Freedom was closed the day I visited. A pity: I was curious to see what it was all about. It is located, in case you are wondering, in Boulder, Utah, just off the scenic Burr Trail, behind a trailer home and a cattle fence plastered with “God is Just Pretend” and other anti-religion, militant atheist, and environmentalist bumper stickers. I became privy to its location when viewing a local businesses map in the parking lot of the Anasazi State Park visitors center: Post Office, gas station, Kwik-e-Mart, Freedom from Religion… Freedom from Religion?—now this I have to see. Happily, there was little map on the sign indicating its location: first left on a dirt road just after turning onto the Burr Trail on the south edge of town. So we made our way to the other end of town—about a hundred yards—turned onto the dusty desert lane, pulled up to the closed gate, snapped a few photos, and drove away wondering what it was all about: obviously someone mad about something he or she identified as religion.
As it turns out, Freedom from Religion is a beer shop. (Amazing what a little google search turns up.) The place is run by one Julian Hatch, a distant relative of Senator Orrin Hatch, who at one time ran against him on behalf of the Green Party of Utah. He appears to be a bit of a rabble-rouser, delivering atheist sermons in place of prayers at public meetings, mouthing profanities at his opponents during county meetings and then pressing charges them when they want to brawl (though apparently that ruse didn’t work out in his favor and he had to take some of his signs down).
Of course, that ungenerous portrait is not how Hatch sees himself. He seems to view himself as a martyr to the atheist cause, struggling to “save myself from the tyranny of the Mormon religious powers in the state courts of southern Utah.” That tyranny, as Hatch represents it, takes the form not only of coerced sign removal but also in the anti-environmentalist and racist attitudes of the Mormon ranchers he grew up with and is rebelling against. Now, I agree that Hatch has put his thumb on the pulse of a troubling monster–racism and environmental destruction are problems that ought to be addressed–but I still can’t help but feel that perhaps he has latched onto these ungainly vestiges a bit opportunistically. He wants to rant and his backward neighbors gives him something to rant about. Meanwhile, he is antagonizing rather than reforming the beast.
Casting stones seems a rather foolhardy remedy when removal of motes and beams are more in order.
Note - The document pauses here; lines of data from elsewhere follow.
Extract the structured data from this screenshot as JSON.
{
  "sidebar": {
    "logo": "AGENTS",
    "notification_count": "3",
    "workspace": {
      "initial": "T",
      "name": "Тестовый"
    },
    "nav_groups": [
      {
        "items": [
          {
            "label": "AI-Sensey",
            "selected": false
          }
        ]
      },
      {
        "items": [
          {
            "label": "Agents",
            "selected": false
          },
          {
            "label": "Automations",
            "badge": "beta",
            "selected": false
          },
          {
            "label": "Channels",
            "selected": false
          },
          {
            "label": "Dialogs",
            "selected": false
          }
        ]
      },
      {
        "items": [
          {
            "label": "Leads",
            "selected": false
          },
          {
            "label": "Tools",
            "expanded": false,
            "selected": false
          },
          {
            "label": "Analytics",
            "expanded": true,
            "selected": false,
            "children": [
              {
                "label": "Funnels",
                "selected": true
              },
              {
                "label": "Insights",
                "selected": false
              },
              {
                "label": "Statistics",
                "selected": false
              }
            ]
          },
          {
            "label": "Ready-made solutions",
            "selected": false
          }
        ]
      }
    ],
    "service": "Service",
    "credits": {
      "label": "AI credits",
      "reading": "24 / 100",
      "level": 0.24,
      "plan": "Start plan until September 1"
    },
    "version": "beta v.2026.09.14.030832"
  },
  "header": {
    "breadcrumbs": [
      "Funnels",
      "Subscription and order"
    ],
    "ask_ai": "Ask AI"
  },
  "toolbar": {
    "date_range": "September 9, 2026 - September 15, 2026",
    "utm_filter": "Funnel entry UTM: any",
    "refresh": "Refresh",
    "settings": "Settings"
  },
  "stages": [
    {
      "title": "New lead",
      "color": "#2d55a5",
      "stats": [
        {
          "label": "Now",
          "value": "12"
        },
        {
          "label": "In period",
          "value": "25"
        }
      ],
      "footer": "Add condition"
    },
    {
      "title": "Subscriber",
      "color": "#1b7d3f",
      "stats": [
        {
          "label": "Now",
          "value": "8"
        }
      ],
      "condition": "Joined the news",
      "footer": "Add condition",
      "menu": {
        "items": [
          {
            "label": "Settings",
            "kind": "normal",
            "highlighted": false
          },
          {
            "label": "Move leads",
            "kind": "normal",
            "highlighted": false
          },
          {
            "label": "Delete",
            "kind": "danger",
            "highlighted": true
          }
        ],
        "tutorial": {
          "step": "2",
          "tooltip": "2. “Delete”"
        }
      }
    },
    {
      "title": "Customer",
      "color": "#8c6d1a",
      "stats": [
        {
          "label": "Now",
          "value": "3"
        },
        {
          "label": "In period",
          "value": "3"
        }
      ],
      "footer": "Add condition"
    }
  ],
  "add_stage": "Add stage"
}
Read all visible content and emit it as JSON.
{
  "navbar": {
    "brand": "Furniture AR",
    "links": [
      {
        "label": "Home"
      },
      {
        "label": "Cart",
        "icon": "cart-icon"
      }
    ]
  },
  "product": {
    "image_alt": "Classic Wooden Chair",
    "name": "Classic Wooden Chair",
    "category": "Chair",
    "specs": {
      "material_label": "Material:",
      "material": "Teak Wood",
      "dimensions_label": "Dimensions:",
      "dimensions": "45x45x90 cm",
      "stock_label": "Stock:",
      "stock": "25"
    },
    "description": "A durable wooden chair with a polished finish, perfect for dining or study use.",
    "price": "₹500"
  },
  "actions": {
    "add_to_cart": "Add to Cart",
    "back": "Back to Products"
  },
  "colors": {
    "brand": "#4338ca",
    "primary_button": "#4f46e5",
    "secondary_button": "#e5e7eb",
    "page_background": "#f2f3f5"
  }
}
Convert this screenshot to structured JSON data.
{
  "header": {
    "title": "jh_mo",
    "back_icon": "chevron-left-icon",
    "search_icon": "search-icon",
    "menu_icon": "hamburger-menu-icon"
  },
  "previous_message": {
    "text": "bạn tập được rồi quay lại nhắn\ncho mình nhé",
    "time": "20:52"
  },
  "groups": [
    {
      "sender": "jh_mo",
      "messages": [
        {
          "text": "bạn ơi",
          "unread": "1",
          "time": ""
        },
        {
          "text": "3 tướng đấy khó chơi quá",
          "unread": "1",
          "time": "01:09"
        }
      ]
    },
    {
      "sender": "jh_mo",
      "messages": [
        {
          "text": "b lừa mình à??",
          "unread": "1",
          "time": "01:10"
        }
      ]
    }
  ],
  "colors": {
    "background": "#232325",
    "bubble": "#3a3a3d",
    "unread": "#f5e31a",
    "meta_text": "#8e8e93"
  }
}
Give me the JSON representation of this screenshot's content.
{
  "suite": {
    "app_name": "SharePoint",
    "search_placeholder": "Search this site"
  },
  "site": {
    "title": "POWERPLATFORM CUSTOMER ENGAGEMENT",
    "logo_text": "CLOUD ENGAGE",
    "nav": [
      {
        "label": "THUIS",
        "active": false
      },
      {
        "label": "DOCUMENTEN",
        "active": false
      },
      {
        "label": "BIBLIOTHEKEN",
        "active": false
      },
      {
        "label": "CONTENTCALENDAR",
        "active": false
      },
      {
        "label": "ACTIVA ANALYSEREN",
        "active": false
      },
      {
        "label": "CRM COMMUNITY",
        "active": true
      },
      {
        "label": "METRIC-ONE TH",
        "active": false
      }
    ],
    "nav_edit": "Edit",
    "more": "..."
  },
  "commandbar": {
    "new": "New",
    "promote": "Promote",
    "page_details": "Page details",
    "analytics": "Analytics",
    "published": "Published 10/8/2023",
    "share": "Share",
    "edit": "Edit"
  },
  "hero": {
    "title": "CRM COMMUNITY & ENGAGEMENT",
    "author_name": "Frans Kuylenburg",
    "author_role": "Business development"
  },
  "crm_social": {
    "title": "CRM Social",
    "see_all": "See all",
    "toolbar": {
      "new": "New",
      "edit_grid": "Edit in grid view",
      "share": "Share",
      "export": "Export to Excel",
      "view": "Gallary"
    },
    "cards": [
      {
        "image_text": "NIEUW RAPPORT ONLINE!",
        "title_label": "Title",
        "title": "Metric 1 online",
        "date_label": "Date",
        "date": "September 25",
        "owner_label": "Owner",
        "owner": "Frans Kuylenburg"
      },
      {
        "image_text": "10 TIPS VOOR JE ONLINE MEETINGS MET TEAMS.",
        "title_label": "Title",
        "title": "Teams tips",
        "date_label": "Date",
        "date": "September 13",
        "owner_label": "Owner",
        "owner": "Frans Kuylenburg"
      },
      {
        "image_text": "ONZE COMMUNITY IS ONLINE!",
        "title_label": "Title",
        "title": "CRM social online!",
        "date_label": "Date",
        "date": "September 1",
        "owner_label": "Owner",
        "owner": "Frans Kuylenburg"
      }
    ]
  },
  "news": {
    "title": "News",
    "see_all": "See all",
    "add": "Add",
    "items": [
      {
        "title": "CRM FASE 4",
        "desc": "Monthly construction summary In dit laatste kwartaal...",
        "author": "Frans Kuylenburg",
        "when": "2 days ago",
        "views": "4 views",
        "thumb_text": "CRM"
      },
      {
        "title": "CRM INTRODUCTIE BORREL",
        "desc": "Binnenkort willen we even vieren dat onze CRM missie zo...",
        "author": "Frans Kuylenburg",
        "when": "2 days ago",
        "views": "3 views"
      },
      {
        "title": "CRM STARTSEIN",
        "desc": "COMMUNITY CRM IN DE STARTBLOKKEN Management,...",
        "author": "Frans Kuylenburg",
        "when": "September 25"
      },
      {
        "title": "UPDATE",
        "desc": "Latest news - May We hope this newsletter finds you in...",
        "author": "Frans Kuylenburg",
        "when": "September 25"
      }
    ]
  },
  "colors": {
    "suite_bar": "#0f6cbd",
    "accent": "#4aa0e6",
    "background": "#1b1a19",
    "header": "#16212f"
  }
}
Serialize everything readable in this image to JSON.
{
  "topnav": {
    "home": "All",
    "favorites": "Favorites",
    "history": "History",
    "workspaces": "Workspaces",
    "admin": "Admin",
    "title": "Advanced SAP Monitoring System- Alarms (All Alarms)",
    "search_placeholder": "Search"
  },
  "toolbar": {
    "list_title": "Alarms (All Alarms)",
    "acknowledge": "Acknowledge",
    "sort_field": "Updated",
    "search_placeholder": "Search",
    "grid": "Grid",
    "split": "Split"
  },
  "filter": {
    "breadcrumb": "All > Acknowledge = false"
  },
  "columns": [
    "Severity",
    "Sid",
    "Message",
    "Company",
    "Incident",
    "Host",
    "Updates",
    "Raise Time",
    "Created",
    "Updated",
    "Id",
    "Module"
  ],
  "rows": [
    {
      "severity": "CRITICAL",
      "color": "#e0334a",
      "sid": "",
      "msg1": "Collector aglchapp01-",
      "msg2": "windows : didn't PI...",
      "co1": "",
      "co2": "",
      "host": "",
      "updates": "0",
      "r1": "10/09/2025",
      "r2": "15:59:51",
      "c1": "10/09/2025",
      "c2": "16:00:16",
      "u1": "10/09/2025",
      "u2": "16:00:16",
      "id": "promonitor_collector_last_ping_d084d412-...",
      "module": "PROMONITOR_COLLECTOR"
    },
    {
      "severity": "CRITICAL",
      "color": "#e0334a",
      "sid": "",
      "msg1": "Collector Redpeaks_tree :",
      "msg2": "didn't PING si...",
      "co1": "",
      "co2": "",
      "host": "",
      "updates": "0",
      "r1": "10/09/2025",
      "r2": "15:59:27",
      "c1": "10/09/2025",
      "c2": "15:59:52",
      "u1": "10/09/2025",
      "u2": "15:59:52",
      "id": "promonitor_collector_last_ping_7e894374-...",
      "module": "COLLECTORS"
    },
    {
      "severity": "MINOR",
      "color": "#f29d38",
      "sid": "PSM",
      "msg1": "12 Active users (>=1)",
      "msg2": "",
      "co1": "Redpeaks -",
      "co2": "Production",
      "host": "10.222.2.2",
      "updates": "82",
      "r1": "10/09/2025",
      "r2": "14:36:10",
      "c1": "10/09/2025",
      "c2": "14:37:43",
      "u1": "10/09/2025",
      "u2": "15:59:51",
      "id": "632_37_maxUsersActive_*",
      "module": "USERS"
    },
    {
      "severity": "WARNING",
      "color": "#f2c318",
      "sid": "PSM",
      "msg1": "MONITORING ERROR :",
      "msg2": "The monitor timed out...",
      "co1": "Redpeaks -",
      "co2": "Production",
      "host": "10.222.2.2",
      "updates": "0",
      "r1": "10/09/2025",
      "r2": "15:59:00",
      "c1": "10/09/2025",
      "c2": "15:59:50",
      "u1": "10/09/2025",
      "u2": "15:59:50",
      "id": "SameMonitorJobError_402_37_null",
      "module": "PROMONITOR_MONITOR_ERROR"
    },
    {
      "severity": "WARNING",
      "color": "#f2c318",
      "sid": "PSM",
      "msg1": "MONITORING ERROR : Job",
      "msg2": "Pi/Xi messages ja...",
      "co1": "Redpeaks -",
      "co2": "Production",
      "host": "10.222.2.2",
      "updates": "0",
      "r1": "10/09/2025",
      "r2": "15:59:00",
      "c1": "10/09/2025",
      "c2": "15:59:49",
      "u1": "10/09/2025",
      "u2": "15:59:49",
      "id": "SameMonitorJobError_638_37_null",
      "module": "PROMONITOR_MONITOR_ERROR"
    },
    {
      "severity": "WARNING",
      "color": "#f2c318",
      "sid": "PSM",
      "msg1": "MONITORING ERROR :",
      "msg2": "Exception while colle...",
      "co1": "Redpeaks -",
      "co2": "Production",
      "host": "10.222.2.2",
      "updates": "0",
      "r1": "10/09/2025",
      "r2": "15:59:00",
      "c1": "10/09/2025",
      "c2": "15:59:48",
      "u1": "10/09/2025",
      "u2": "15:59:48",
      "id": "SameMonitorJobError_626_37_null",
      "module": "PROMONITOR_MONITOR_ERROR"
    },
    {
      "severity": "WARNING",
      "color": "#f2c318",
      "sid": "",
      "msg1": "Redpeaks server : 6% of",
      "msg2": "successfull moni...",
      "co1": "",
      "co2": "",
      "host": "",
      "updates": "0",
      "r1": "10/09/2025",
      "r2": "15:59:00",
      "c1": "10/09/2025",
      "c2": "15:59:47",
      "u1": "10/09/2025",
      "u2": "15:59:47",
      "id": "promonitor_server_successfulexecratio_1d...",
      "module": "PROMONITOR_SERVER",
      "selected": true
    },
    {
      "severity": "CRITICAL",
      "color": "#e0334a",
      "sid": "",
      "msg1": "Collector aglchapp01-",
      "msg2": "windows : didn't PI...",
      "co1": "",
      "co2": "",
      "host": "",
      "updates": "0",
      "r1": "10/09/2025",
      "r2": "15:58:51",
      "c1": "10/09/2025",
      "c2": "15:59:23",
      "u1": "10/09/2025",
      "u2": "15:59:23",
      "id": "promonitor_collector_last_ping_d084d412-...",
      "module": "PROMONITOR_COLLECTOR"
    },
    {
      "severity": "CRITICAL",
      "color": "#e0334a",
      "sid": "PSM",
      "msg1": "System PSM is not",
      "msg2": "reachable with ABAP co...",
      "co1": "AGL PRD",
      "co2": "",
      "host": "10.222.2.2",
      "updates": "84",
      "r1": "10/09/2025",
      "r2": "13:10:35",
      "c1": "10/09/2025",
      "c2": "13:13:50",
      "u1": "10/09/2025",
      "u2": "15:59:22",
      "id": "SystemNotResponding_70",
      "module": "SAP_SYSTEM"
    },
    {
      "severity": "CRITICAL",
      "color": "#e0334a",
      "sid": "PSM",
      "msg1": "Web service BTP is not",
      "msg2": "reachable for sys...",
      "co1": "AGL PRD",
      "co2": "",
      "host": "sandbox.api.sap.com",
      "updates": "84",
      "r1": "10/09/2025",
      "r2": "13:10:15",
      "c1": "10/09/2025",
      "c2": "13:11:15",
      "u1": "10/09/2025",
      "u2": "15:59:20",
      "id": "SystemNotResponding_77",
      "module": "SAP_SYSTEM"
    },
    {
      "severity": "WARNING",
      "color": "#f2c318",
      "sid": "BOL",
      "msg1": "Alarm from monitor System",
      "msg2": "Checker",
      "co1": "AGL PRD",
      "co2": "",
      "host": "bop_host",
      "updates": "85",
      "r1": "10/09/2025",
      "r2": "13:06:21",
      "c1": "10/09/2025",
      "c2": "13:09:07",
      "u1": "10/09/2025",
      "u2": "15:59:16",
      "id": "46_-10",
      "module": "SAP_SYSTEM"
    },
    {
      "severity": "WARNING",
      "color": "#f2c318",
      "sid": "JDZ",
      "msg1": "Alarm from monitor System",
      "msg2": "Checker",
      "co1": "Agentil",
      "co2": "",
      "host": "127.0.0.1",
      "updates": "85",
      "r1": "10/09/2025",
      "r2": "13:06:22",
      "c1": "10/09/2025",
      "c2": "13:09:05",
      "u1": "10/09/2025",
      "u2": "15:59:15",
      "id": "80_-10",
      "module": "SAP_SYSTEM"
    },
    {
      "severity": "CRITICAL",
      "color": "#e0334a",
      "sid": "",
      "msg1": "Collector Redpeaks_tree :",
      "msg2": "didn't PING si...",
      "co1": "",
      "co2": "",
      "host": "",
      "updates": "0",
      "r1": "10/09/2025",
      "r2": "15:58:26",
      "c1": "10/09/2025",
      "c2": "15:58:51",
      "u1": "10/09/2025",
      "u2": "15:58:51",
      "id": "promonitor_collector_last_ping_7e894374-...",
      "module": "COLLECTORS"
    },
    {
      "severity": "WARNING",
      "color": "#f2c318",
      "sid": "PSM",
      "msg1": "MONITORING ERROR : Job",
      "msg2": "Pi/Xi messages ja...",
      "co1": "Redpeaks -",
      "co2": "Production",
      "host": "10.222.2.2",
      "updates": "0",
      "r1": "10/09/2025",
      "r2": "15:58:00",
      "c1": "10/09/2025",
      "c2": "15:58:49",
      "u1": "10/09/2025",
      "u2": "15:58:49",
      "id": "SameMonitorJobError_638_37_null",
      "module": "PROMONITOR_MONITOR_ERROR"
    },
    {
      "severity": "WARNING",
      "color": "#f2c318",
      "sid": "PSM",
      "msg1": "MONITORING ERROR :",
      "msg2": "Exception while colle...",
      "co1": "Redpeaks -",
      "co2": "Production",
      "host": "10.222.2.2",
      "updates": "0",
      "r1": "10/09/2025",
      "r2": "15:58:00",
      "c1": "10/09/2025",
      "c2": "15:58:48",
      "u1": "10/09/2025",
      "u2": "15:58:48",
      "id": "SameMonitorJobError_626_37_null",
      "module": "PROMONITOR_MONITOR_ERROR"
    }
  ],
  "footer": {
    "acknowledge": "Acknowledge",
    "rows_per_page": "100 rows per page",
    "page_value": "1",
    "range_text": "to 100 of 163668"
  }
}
 The central feature of the collage was a “2ØØ2” bumper sticker, protesting the 2002 Olympic Games in Salt Lake City—an obviously futile attempt, but, as per the increased lift prices that resulted, one I can sympathize with, even though I sort of enjoyed the Games.